He was ever-present in the side for the following season, playing all 45 games as Town won the Football League North Championship in 1944-45. Although the war came to an end in May 1945, the Football League continued with the Wartime League as they felt they didn’t have enough time to organise a proper season. Graham was almost ubiquitous once again, playing 41 out of 42 games as Town finished 15th in The Football League. He also played both games in the FA Cup, which returned for 1945-46.
Despite playing in the first team for the majority of the Second World War, Graham only featured for Town in The Football League for one season, playing 33 games during 1946-47. In December 1946, Town travelled to Copenhagen on a trip, as Graham remembers: “David Steele took us on a trip to Denmark. I had a wonderful time there, although I did lose a shoe. It was an education for me. We took this taxi to a racecourse and I was taught by some of the other players to never get out of the taxi last, as that was the person who ended up paying.”
Town played a game during their time in Denmark, against a Copenhagen Combination side, though their preparation left a lot to be desired: “We actually played a game in Copenhagen but they took us to a brewery beforehand. I remember saying to Ken Willingham ‘don’t breathe on me’. It was funny.” For anyone wondering, Town drew the game 2-2 with Jim Glazzard and Arnold Rodgers getting on the scoresheet.
After 12 years at Town, Bailey’s time at Leeds Road came to an end in 1948, when Sheffield United expressed interest in signing him. As was customary for long-serving players in those days, Bailey received a benefit from the club.
“I was a bit green in those days as most of it didn’t go to Graham Bailey. I remember, Harry Beever was the Secretary at the time. It should have been £750 and I think I only got about £450 at the end of it.”
Graham recalls his first time at Sheffield United in the office while he was signing the contract at his new club: “I ended up transferring to Sheffield United, with Albert Nightingale going the other way. I was in the office and the offer was £10 a week and £12 if we won. I said to the manager, Ted Davison, that I’d heard that there were usually backhanders paid when someone was transferred. I can still remember his face to this day, I must have shocked him as he said ‘Heh?! No we’re not that type of club’. It turned out he was a churchgoer. I ended up becoming very friendly with Ted but it was my first telling off. He said ‘You’re getting exactly what we’ve offered you’. In my very first game at Sheffield United we actually played Town and I remember giving Vic Metcalfe a bit of a hard time.”
In 1949, Graham retired from the game and went into a common profession for footballers at the time: “I had to retire as my father-in-law was ill and he was a newsagent. And it was a case of, if one of the family didn’t take it on, then it would have been sold. Back in those days footballers either became a newsagent or ran a pub. Later on, I learned I could have become an Assistant Trainer at Sheffield United.” He eventually retired from that profession and later moved to East Yorkshire in the late 1990s.
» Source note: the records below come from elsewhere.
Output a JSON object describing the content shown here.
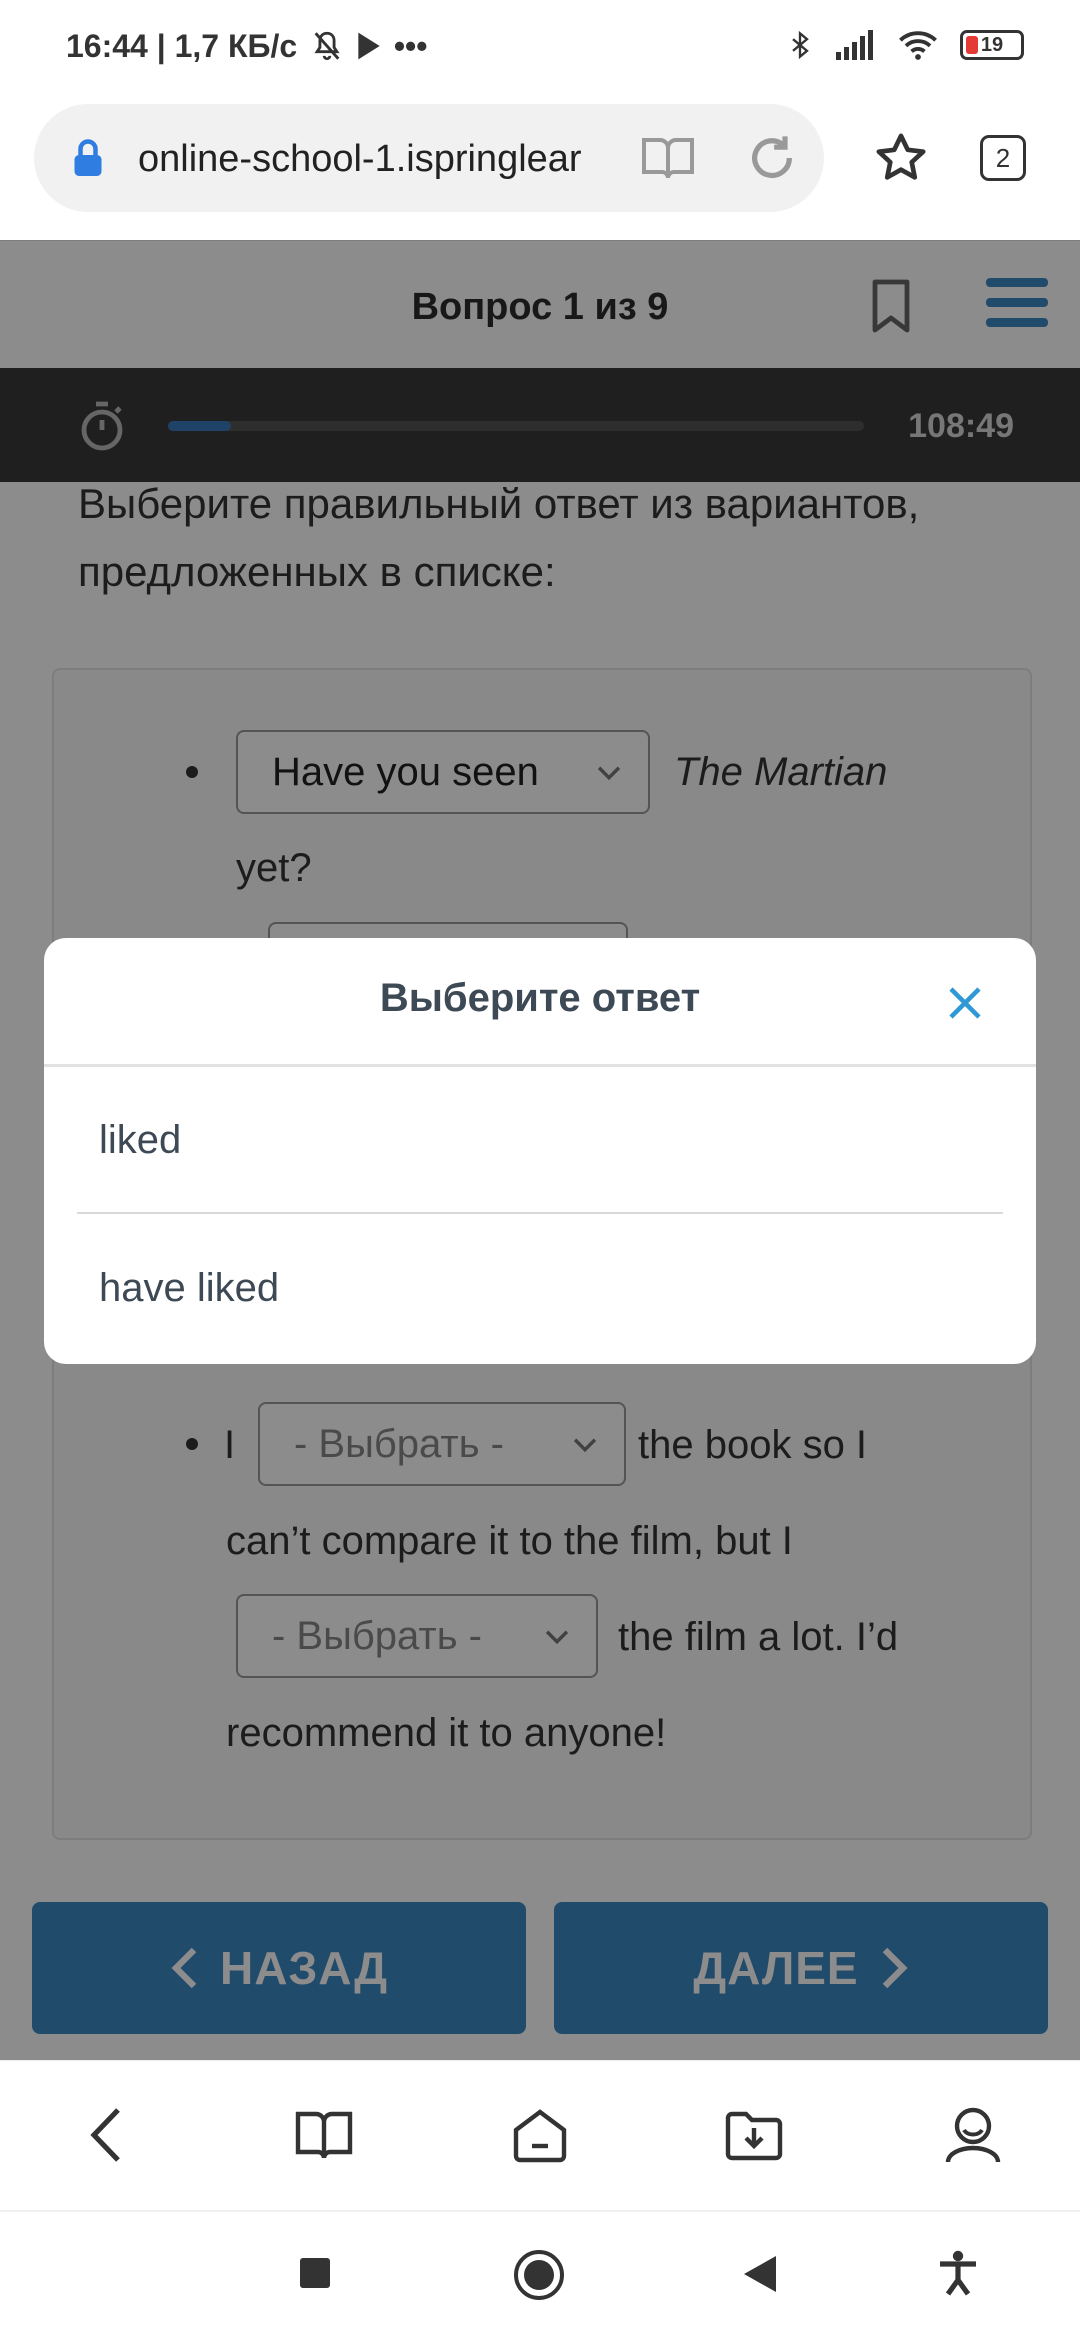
{
  "status_bar": {
    "time_and_speed": "16:44 | 1,7 КБ/с",
    "battery_level": "19"
  },
  "browser": {
    "url": "online-school-1.ispringlear",
    "tab_count": "2"
  },
  "quiz": {
    "question_counter": "Вопрос 1 из 9",
    "timer": "108:49",
    "progress": 0.09,
    "instruction": "Выберите правильный ответ из вариантов, предложенных в списке:",
    "item1": {
      "selected": "Have you seen",
      "movie_title": "The Martian",
      "trailing": "yet?"
    },
    "item_last": {
      "start": "I",
      "placeholder1": "- Выбрать -",
      "after_select1": "the book so I",
      "line2": "can’t compare it to the film, but I",
      "placeholder2": "- Выбрать -",
      "after_select2": "the film a lot. I’d",
      "line4": "recommend it to anyone!"
    },
    "back_button": "НАЗАД",
    "next_button": "ДАЛЕЕ"
  },
  "modal": {
    "title": "Выберите ответ",
    "options": [
      "liked",
      "have liked"
    ]
  },
  "colors": {
    "accent": "#3d89c4",
    "close_icon": "#2f98d6",
    "timer_bar": "#3a3a3a"
  }
}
After research was done in 2018, it was thought that Albert Bateman, who was alive and well at the age of 94 in Thornton-Cleveleys, was the oldest living Town player. He had been a teammate of Graham’s and played at Leeds Road between 1943 and 1950 before an injury ended his playing career. However, in early February 2021, Graham Bailey was tracked down and found to be alive and well at 100 years old and living with his wife in East Yorkshire.
He is also Sheffield United’s oldest living player: “They did tell me I was the oldest one not long ago. I still think about all the lads at Town and until recently, didn’t realise I was the last one.”
He is also thought to be the oldest living Town player ever, with Joe Walter previously believed to hold the honour after he passed away aged 99 years and 281 days in May 1995. Graham confesses to still being a big Town fan, is in great health and will celebrate his 101st birthday next month.